The German CA thus massively increased in the mid-2000s when the private sector started to deleverage and increased its savings rate significantly (see graph below). Germany thus experienced big CA surpluses not because domestic firms are so highly competitive but rather because of domestic savings/investment decisions. German’s excess savings were then channeled abroad and these capital flows mainly went into the European periphery. The ‘PIIGS’, already suffering from excessive aggregate demand as the result of the ECB’s rate cut, now additionally started to experience massive capital inflows, which further stimulated the economic boom in that region. The European periphery countries were thus forced to run CA deficits as they received large inflows of capital that mainly went into housing and thus caused the bubble.
The analysis above demonstrates that the German balance sheet recession of the mid-2000s ultimately might have led to some of the dynamics that caused the Eurozone crisis. The conclusion is unfortunately not very encouraging. It seems that the Eurozone is so diverse that it is hard for the ECB to properly manage well-balanced aggregate demand within the entire currency area. This implies that fiscal policy might have a much larger role to play for aggregate demand management. Germany, for example, should have strengthened economic activity in the mid-2000s with a fiscal stimulus program. This would have increased GDP and reduced unemployment. It also would have decreased the current account surplus, thus reducing the capital flows to Southern Europe that turned out to be a key ingredient for the Euro Crisis. Furthermore, the PIIGS countries should have pursued more contractionary fiscal policies during that time in order to cool down their overheated economies. A fiscal contraction could have somewhat reduced their high current account deficits and maybe even mitigated the buildup of the housing bubble in these economies. More aggregate demand in Germany and less aggregate demand in the PIIGS also would have reduced the price and wage differential that built up in the 2000s and that now turns out be the main source of uncompetitiveness these countries face today.
Unfortunately, governments pursue the wrong kind of policies most of the time. Fiscal policy in the Eurozone has been highly procyclical since its creation and thus amplified the Business Cycle instead of dampening it. It is true that money is roughly neutral in the long-run.
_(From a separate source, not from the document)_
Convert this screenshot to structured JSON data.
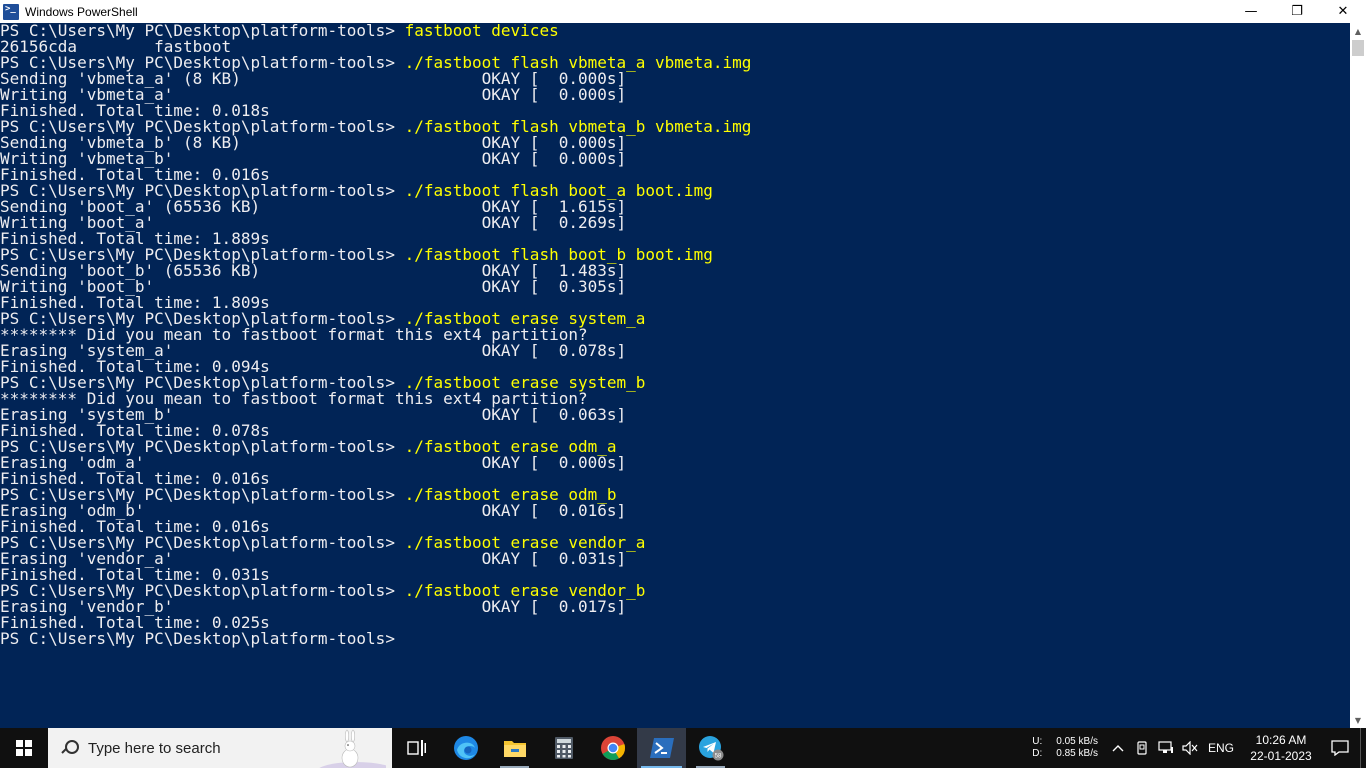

The exchange rate regime should thus be of no importance for long-run economic growth. However, countries with a very smooth Business Cycle also tend to have a better economic performance in the long-run. It is thus entirely conceivable that the institutional setup of the Eurozone will lead to a worse performance of Eurozone countries over a longer time horizon because member states will experience higher fluctuations in the Business Cycle as a result of procyclical government policies. This will obviously impose large economic costs on Eurozone residents. Furthermore, the Japanese experience taught us that countries could get trapped in a permanent state of weak aggregate demand for years if stimulative policies are not pursued. Recent indicators now show weak growth for the Eurozone as whole in 2014 (1%) but serious downside-risk remains. Specifically, a phenomenon called debt-deflation by Irving Fisher is a real possibility (explained here: http://macrothoughts.weebly.com/1/post/2013/10/how-the-great-depression-was-mainly-caused-by-france-and-the-us.html).
Richard Koo: “The world in balance sheet recession: causes, cure, and politics”